It doesn’t really matter how depression caught me; it happened to trigger when I lost my mother, a longtime alcoholic and depressive herself, to suicide, when I was 20. Almost any negative emotions can ferment into depression if they sit around long enough unprocessed, but in my case, living with her and then losing her meant a whole adolescence’s worth of anger, fear, confusion, misery, frustration, wound up in grief and, ultimately, depression set in.
What began with me shutting myself away in a grieving process has now far outlasted the grief, and gone on to last most of my twenties. So far it’s prevented me from pursuing a real career, getting a decent job, or from thinking realistically or constructively about my future in most of the normal ways. It’s held me back in relationships, been a burden on them, and made me unwilling or unable to commit. It’s worn down my physical and mental health, and my self-image. It’s prevented me from getting any pleasure or pride out of many things that used to give pleasure and pride so easily. It’s eclipsed all enjoyment and activity most days of my week, and most hours of my day. It’s ruined all my endless hopeful plans for the day I’m finally free of it, which has never come, because it has never left.
It’s messed with my memory, and often makes it difficult to get any real perspective at all on whether things are going well or not. It’s made me ashamed, even disgusted with myself and who I’ve become, as well as with other people and often the world itself. It’s sometimes made me wish my life would just end. It has a very clever in-built mechanism whereby every attempt I make to haul myself out of it (exercise, hard work, force of will, using every shade of denial), leaves me so wound up that I spin off my axis and exhaust myself right back into depression, leaving me with no way up or out of the hole, yet so many inviting ways to go just a little further down.
On the other hand, in so many important ways –and I’m not lying here– it’s helped and shaped me in truly positive ways I am really grateful for. It’s forced me, almost at gunpoint, to take a much, much more laid back approach to life than I ever had before, and to narrow my life down to what I really need to get through the days. I was surprised to find out what this was. I was a frantic, busy teen and a very high achiever: desperate to be liked, working bloody hard to impress and please others, and pinning my whole identity on an idea of ‘success’, often instead of following what was really in my heart. When you simply can’t muster the energy to meet others’ expectations anymore (or, worst of all, your own), you find yourself behaving more frankly and sincerely, and I’ve found a lot of amusement and freedom being a more ‘realistic’ version of myself now that I no longer have the energy to waste on pretence.

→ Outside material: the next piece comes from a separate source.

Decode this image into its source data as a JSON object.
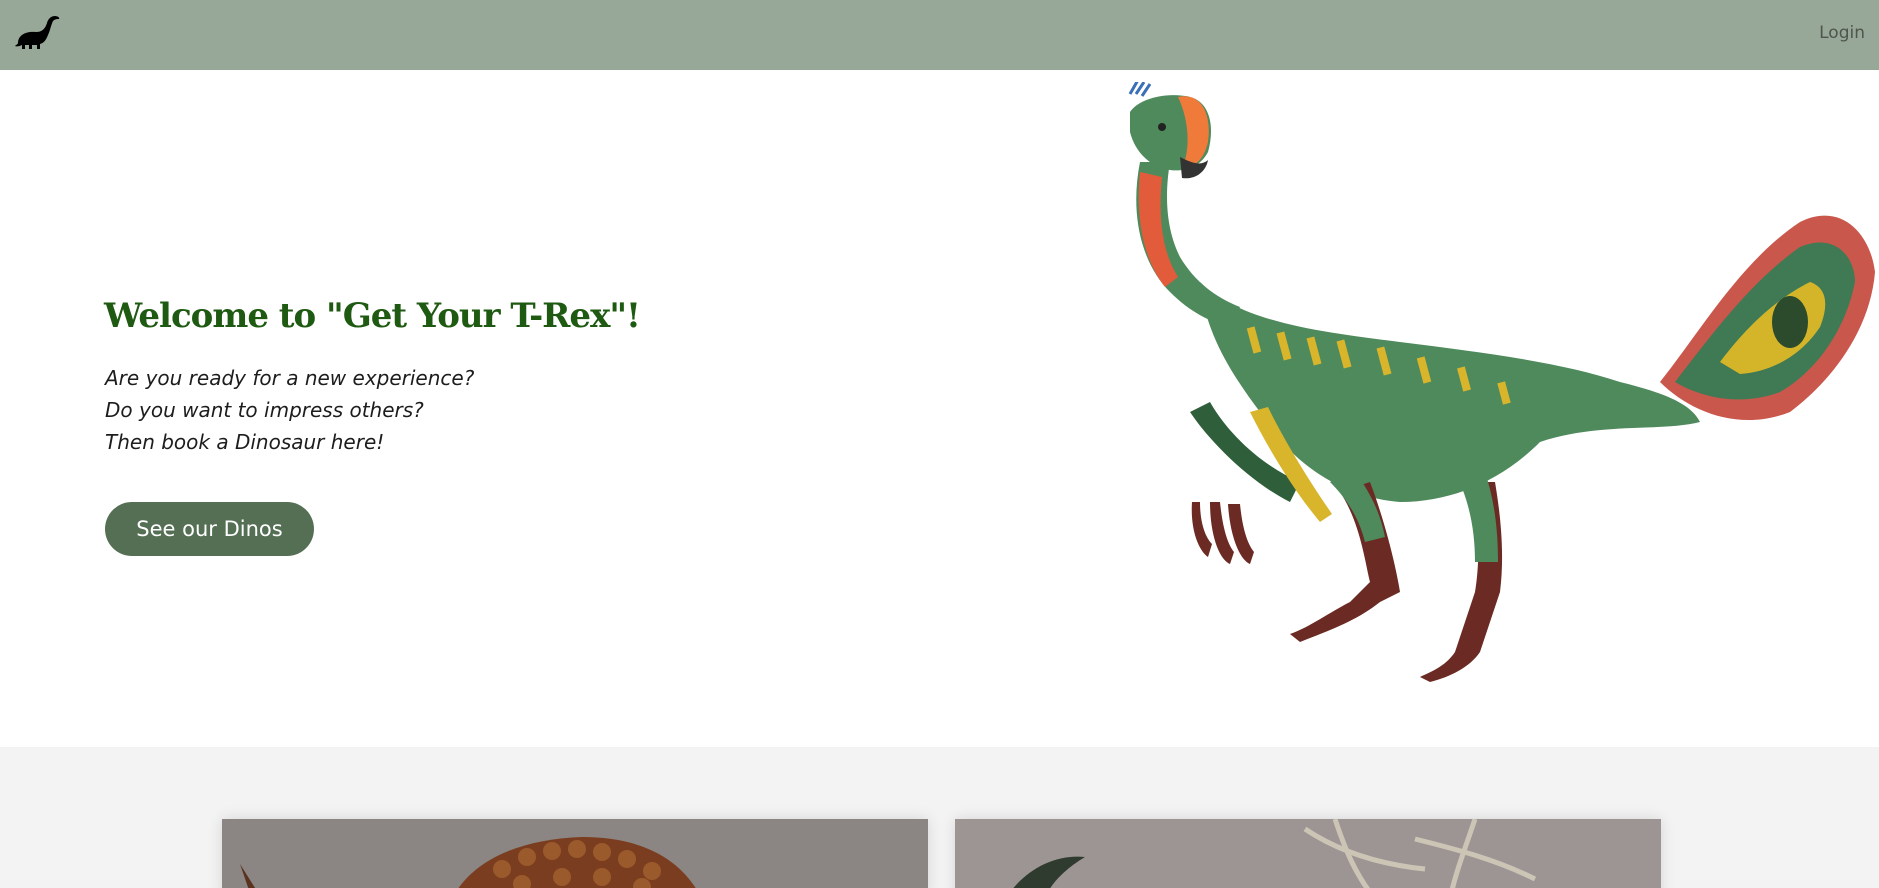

Depression eats up gigantic amounts of your time. It sucks up everything it can and gives very little in return. And yet, on reflection, there is a bright side — it’s the one you end up creating to cast some light on the gloom, with whatever little energy you can muster. In my case, the seclusion it forced upon me led me to music — hours upon hours of listening and practice that few have the chance to do, which have now led me to becoming a dedicated semi-professional musician, an achievement I thought would never happen, and which has become a truly wonderful and fun part of my life. It’s given me hours in which I’ve read and learned an enormous amount about the world, something I might never have made time for if I had stayed busy. It has forced me to be vulnerable, to reach out to people as warmly as I possibly can and has made me develop and keep a lot of very close friends — after all, I really know now how lonely an alternate world would be without them. It’s made me more thoughtful and empathetic than I used to be, when I would bulldoze anxiously through people’s problems, caught up in my own hectic life. I’m so aware now of the massive struggle we all go through simply to live; I always want to hear what makes people tick along, and it eases my own burden a bit to get an idea of how they manage. That’s totally changed my whole outlook. Lastly, when real good fortune comes my way, I usually grab it gratefully with both hands and can’t afford to take it for granted. So, in a strange way, there have been some real benefits, although they can be tricky to see sometimes.
One of the hardest things of all, and what led me to write this, has been tagging myself with the label ‘depression’, without wanting to think that somehow it’s simply going to blow over sometime soon. After eight years of living as a depressive, I still haven’t truly decided whether to view it as an illness or as part of my personality — often I see it as some kind of symbiotic thing feeding on me, and me on it. If it often feels like a disability, it’s mainly because it’s one that I carry secretly, that I still feel has a stigma attached to it, if only in my own head. A disability I can tell no one about unless I trust them. Whatever it is, the only way is to accept and make your peace with it, and learn to accept it fully and deal with it as it comes. I’ve realised, writing this, that there must be so many of us depressives who one minute one hour can feel utterly worthless in a miserable, horribly grim world, and the next have lifted anchor to otherwise interesting, fulfilling, sociable and vibrant lives. And we often don’t even realise it. If only we could just speak up about it all a bit more!